Social media seems to be the dominant theme through the latest news, with new new blogs, Twitter accounts and Facebook pages from groups. It is great to see them embracing the newer means of communications that people are wanting (and sometimes expecting).
London Labour and the London Poor originated in a series of newspaper articles written by the great journalist Henry Mayhew between 1849 and 1850. A dozen years later, it had grown into the fullest picture we have of labourers in the greatest city of the nineteenth century.
Did you know that there was such a thing as an official “Genealogy Day”? No? Well nor did I till I stumbled across it online, and what-do-you-know, it’s tomorrow, 8th March 2014!
Don’t believe me? Well, here you go … “Established in 1997 as part of Celebrate Your Name Week, Genealogy Day was created to inspire an interest on one’s family history.”
Today we’re taking a look at the New South Wales Police Gazette dated 5 March 1873 – that’s 141 years ago today! And I’ve chosen a few articles to highlight from it. Anyone who is familiar with the police gazettes will know the amazing collection of articles/events that are mentioned throughout each issue – much of which you won’t find reported elsewhere, so my hard part is choosing what to include from the 8 pages in this issue.
It’s been a little while coming, but the Android app for RootsMagic is now here, having been released a few days ago. So now all you Android-gadget-groupies can easily take and show off your family history with you wherever you go. RootsMagic lets you carry your genealogy on your Android device! It’s fast, easy, and free!
The announcement has just been been made that Ancestry.com.au and Ancestry.co.uk have added Australian Birth, Death and Marriage Index Records (aka Vital Records to our US friends) to their websites. Featuring 15 million Australians, and dating back more than 200 years to when modern Australia was settled in 1788 …
Need a genealogy program? Make sure you choose one that is right for YOU! They are all a little different, and one may well be better suited to you than another. Recommendations from others are great, but nothing beats being able to try a program out for yourself.
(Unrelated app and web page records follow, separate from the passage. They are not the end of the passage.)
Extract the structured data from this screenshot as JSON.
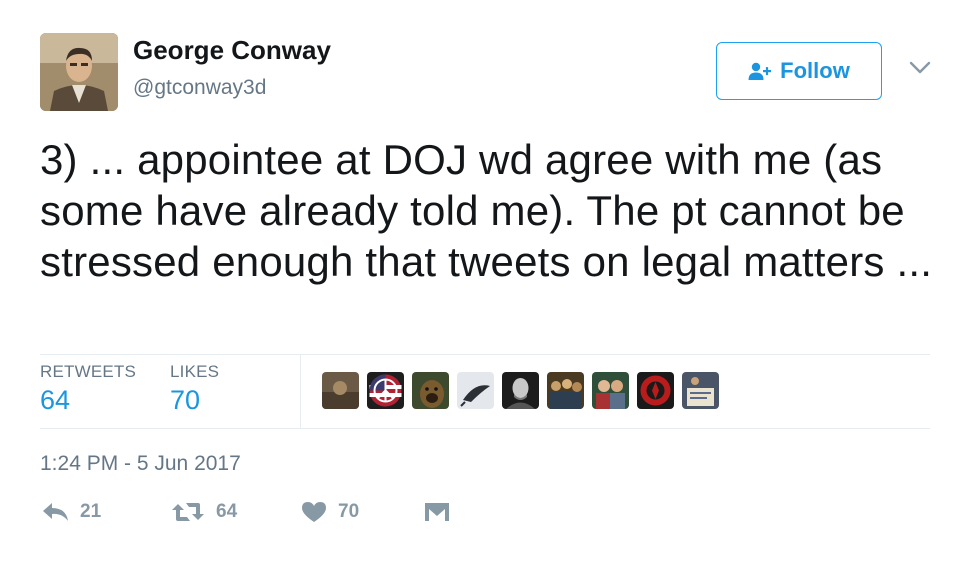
{
  "author": {
    "name": "George Conway",
    "handle": "@gtconway3d",
    "avatar_icon": "profile-portrait"
  },
  "follow_button": {
    "label": "Follow",
    "icon": "add-user-icon",
    "color": "#1da1f2"
  },
  "menu": {
    "icon": "chevron-down-icon"
  },
  "tweet": {
    "text": "3) ... appointee at DOJ wd agree with me (as some have already told me). The pt cannot be stressed enough that tweets on legal matters ..."
  },
  "stats": {
    "retweets_label": "RETWEETS",
    "retweets_value": "64",
    "likes_label": "LIKES",
    "likes_value": "70"
  },
  "likers": [
    {
      "icon": "avatar-1",
      "color": "#6b5a45"
    },
    {
      "icon": "avatar-2-peace-flag",
      "color": "#3a4f8a"
    },
    {
      "icon": "avatar-3-dog",
      "color": "#7a5a2f"
    },
    {
      "icon": "avatar-4-feather",
      "color": "#d9dde3"
    },
    {
      "icon": "avatar-5-portrait",
      "color": "#3c3c3c"
    },
    {
      "icon": "avatar-6-group",
      "color": "#6a5532"
    },
    {
      "icon": "avatar-7-group",
      "color": "#8a2e2e"
    },
    {
      "icon": "avatar-8-red-emblem",
      "color": "#b81c1c"
    },
    {
      "icon": "avatar-9-sign",
      "color": "#4a5568"
    }
  ],
  "timestamp": "1:24 PM - 5 Jun 2017",
  "actions": {
    "reply": {
      "icon": "reply-icon",
      "count": "21"
    },
    "retweet": {
      "icon": "retweet-icon",
      "count": "64"
    },
    "like": {
      "icon": "heart-icon",
      "count": "70"
    },
    "dm": {
      "icon": "envelope-icon"
    }
  },
  "colors": {
    "accent": "#1da1f2",
    "link_blue": "#1b95e0",
    "muted": "#657786",
    "icon_gray": "#8899a6"
  }
}
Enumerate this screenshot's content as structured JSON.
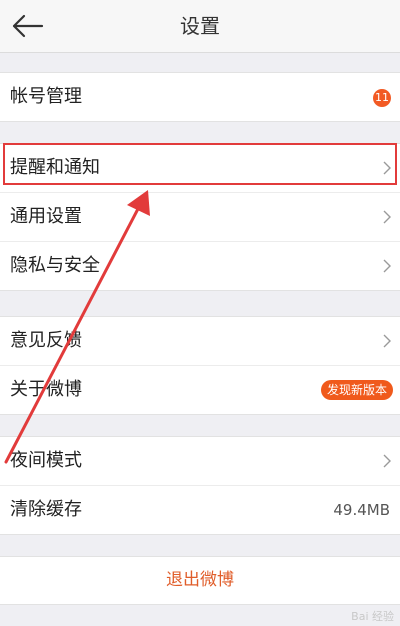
{
  "header": {
    "title": "设置",
    "back_icon": "back-arrow-icon"
  },
  "groups": [
    {
      "items": [
        {
          "label": "帐号管理",
          "badge": "11"
        }
      ]
    },
    {
      "items": [
        {
          "label": "提醒和通知"
        },
        {
          "label": "通用设置"
        },
        {
          "label": "隐私与安全"
        }
      ]
    },
    {
      "items": [
        {
          "label": "意见反馈"
        },
        {
          "label": "关于微博",
          "badge": "发现新版本"
        }
      ]
    },
    {
      "items": [
        {
          "label": "夜间模式"
        },
        {
          "label": "清除缓存",
          "value": "49.4MB"
        }
      ]
    }
  ],
  "logout": "退出微博",
  "watermark": "Bai 经验",
  "colors": {
    "accent": "#f05a1c",
    "annotation": "#e23b3b"
  }
}
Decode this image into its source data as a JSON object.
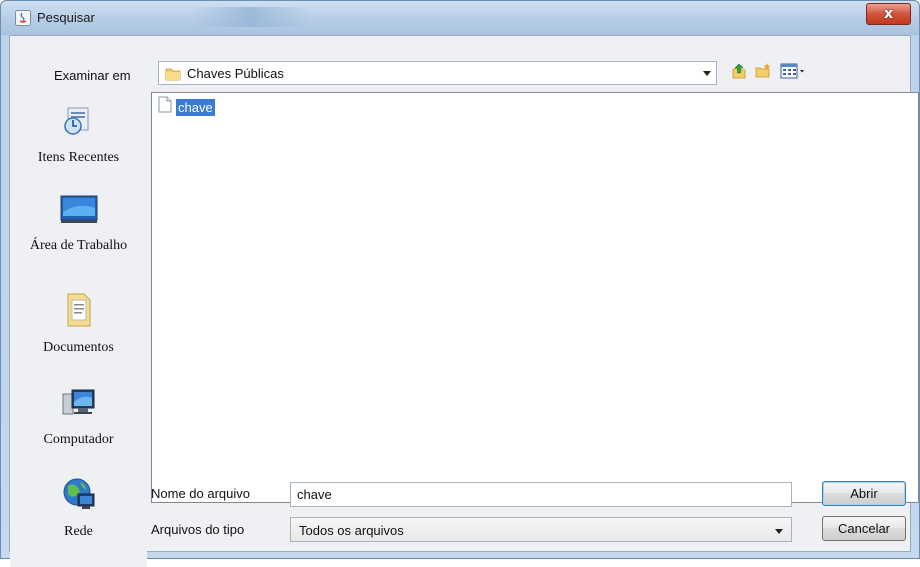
{
  "window": {
    "title": "Pesquisar",
    "close_glyph": "x"
  },
  "lookin": {
    "label": "Examinar em",
    "value": "Chaves Públicas",
    "icon": "folder-icon"
  },
  "toolbar": {
    "buttons": [
      {
        "name": "up-folder-icon"
      },
      {
        "name": "new-folder-icon"
      },
      {
        "name": "view-menu-icon"
      }
    ]
  },
  "places": [
    {
      "label": "Itens Recentes",
      "icon": "recent-items-icon"
    },
    {
      "label": "Área de Trabalho",
      "icon": "desktop-icon"
    },
    {
      "label": "Documentos",
      "icon": "documents-icon"
    },
    {
      "label": "Computador",
      "icon": "computer-icon"
    },
    {
      "label": "Rede",
      "icon": "network-icon"
    }
  ],
  "files": [
    {
      "name": "chave",
      "selected": true,
      "icon": "file-icon"
    }
  ],
  "filename": {
    "label": "Nome do arquivo",
    "value": "chave"
  },
  "filetype": {
    "label": "Arquivos do tipo",
    "value": "Todos os arquivos"
  },
  "buttons": {
    "open": "Abrir",
    "cancel": "Cancelar"
  },
  "colors": {
    "selection": "#3a7bd5",
    "close": "#c4391f"
  }
}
Visitors to the Genealogical Society of Victoria’s premises in Melbourne, are in for a treat. Along with offering users access to Ancestry, FindMyPast, the OriginsNetwork and Burke’s Peerage and Gentry Online, they now offer free downloads from The National Archives (UK) Documents Online service.
In searching for my own family, I visited a local cemetery in South Australia which includes quite a number of my reli’s, including many of the Hannaford clan. After going up and down the rows photographing all that are related, and others that ‘might’ be … I found this one.
It is true that Australia seems to be behind the rest of the world (well, the US and UK) as far as getting genealogical data online. But it is coming, bit-by-bit. This is a listing of new ‘Australian’ data added online recently …
To celebrate Canada’s 143rd birthday, Ancestry.ca is making available the 1911 Canadian Census records free of charge through July 4, 2010 …
State Records of SA have withdrawn access to Series GRG21/1: 1885 Land Tax Returns. This series was particularly valued by family history researchers, not only because in one listing every land owner in the colony was listed, but because of the extensive information …
What was it like to live in the world’s first million person city … London? Crime, poverty, and illness; apprenticeship, work, politics and money; how people voted, lived and died; all this and more can be found in the documents on the newly released London Lives 1690-1800 website.
This is an amazing collection of old maps showing the counties, hundreds and districts in South Australia and the Northern Territory as they were in 1876, manhy of which no longer exist.